Commercial buildings and facilities are responsible for 9% of Oxford’s total carbon emissions.
Transport accounts for 17% of Oxford's total emissions. Of this, 16% comes from on-road transport within the city boundaries, and 1% from rail.
Oxford’s household and business waste treatment accounts for under 2% of Oxford’s carbon footprint.
Oxford Citizens Assembly on Climate Change
The data in the report has helped provide focus to the themes which are to be considered in the Oxford Citizens Assembly on Climate Change to ensure we focus where we collectively can make the biggest difference.
The Assembly will discuss the overall topic: The UK Government has legislation to reach ‘net zero’ carbon by 2050. Should Oxford be more proactive and seek to achieve ’net zero’ sooner than 2050 and what trade-offs are we prepared to make?
Within this, the Assembly will be asked to consider the following five themes:
- How do we ensure our buildings are fit for the future?
- How do we develop a sustainable transport system for net zero carbon?

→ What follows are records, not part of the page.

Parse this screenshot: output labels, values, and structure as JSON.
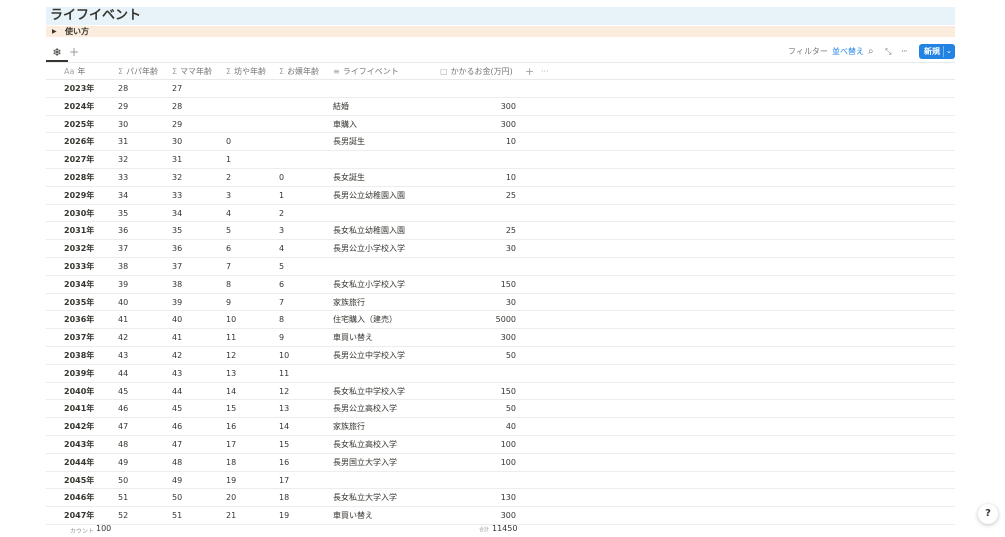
{
  "page": {
    "title": "ライフイベント"
  },
  "toggle": {
    "label": "使い方"
  },
  "view": {
    "icon": "asterisk-icon",
    "add_label": "+"
  },
  "toolbar": {
    "filter_label": "フィルター",
    "sort_label": "並べ替え",
    "new_label": "新規",
    "search_icon": "search-icon",
    "expand_icon": "expand-icon",
    "more_icon": "more-icon"
  },
  "columns": {
    "year": {
      "icon": "Aa",
      "label": "年"
    },
    "papa": {
      "icon": "Σ",
      "label": "パパ年齢"
    },
    "mama": {
      "icon": "Σ",
      "label": "ママ年齢"
    },
    "bou": {
      "icon": "Σ",
      "label": "坊や年齢"
    },
    "ojo": {
      "icon": "Σ",
      "label": "お嬢年齢"
    },
    "event": {
      "icon": "≡",
      "label": "ライフイベント"
    },
    "cost": {
      "icon": "▢",
      "label": "かかるお金(万円)"
    },
    "add_label": "+",
    "more_label": "···"
  },
  "rows": [
    [
      "2023年",
      "28",
      "27",
      "",
      "",
      "",
      ""
    ],
    [
      "2024年",
      "29",
      "28",
      "",
      "",
      "結婚",
      "300"
    ],
    [
      "2025年",
      "30",
      "29",
      "",
      "",
      "車購入",
      "300"
    ],
    [
      "2026年",
      "31",
      "30",
      "0",
      "",
      "長男誕生",
      "10"
    ],
    [
      "2027年",
      "32",
      "31",
      "1",
      "",
      "",
      ""
    ],
    [
      "2028年",
      "33",
      "32",
      "2",
      "0",
      "長女誕生",
      "10"
    ],
    [
      "2029年",
      "34",
      "33",
      "3",
      "1",
      "長男公立幼稚園入園",
      "25"
    ],
    [
      "2030年",
      "35",
      "34",
      "4",
      "2",
      "",
      ""
    ],
    [
      "2031年",
      "36",
      "35",
      "5",
      "3",
      "長女私立幼稚園入園",
      "25"
    ],
    [
      "2032年",
      "37",
      "36",
      "6",
      "4",
      "長男公立小学校入学",
      "30"
    ],
    [
      "2033年",
      "38",
      "37",
      "7",
      "5",
      "",
      ""
    ],
    [
      "2034年",
      "39",
      "38",
      "8",
      "6",
      "長女私立小学校入学",
      "150"
    ],
    [
      "2035年",
      "40",
      "39",
      "9",
      "7",
      "家族旅行",
      "30"
    ],
    [
      "2036年",
      "41",
      "40",
      "10",
      "8",
      "住宅購入（建売）",
      "5000"
    ],
    [
      "2037年",
      "42",
      "41",
      "11",
      "9",
      "車買い替え",
      "300"
    ],
    [
      "2038年",
      "43",
      "42",
      "12",
      "10",
      "長男公立中学校入学",
      "50"
    ],
    [
      "2039年",
      "44",
      "43",
      "13",
      "11",
      "",
      ""
    ],
    [
      "2040年",
      "45",
      "44",
      "14",
      "12",
      "長女私立中学校入学",
      "150"
    ],
    [
      "2041年",
      "46",
      "45",
      "15",
      "13",
      "長男公立高校入学",
      "50"
    ],
    [
      "2042年",
      "47",
      "46",
      "16",
      "14",
      "家族旅行",
      "40"
    ],
    [
      "2043年",
      "48",
      "47",
      "17",
      "15",
      "長女私立高校入学",
      "100"
    ],
    [
      "2044年",
      "49",
      "48",
      "18",
      "16",
      "長男国立大学入学",
      "100"
    ],
    [
      "2045年",
      "50",
      "49",
      "19",
      "17",
      "",
      ""
    ],
    [
      "2046年",
      "51",
      "50",
      "20",
      "18",
      "長女私立大学入学",
      "130"
    ],
    [
      "2047年",
      "52",
      "51",
      "21",
      "19",
      "車買い替え",
      "300"
    ]
  ],
  "footer": {
    "count_label": "カウント",
    "count_value": "100",
    "sum_label": "合計",
    "sum_value": "11450"
  },
  "help": {
    "label": "?"
  }
}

- How do we transform our energy system to ensure it comes from renewable sources?
- What is the role of biodiversity and offsetting?
- How do we reduce our waste to deliver net zero carbon?
These five themes are to be discussed at the Citizens Assembly which begins this weekend and have been identified as areas which can help to deliver the most significant carbon emissions savings.
“We know emissions cause climate breakdown, now we know more clearly than ever what causes emissions in Oxford. As a City Council, we have crucial controls over key causes of carbon emissions and, now that we’re armed with the latest evidence, we’ll look at the levers we can pull on directly to reduce emissions.
"We can’t tackle climate change alone and, critically, this report tells us the types of partnerships we need to build to tackle our climate emergency at a local level.
"Combined with the upcoming Citizens Assembly on Climate Change, this report supplies the Council with an enormous understanding of everything we need to do to chart our journey to a Zero Carbon Oxford by 2030--much sooner than the Government's current target.”
Councillor Tom Hayes, Cabinet Member for Zero Carbon Oxford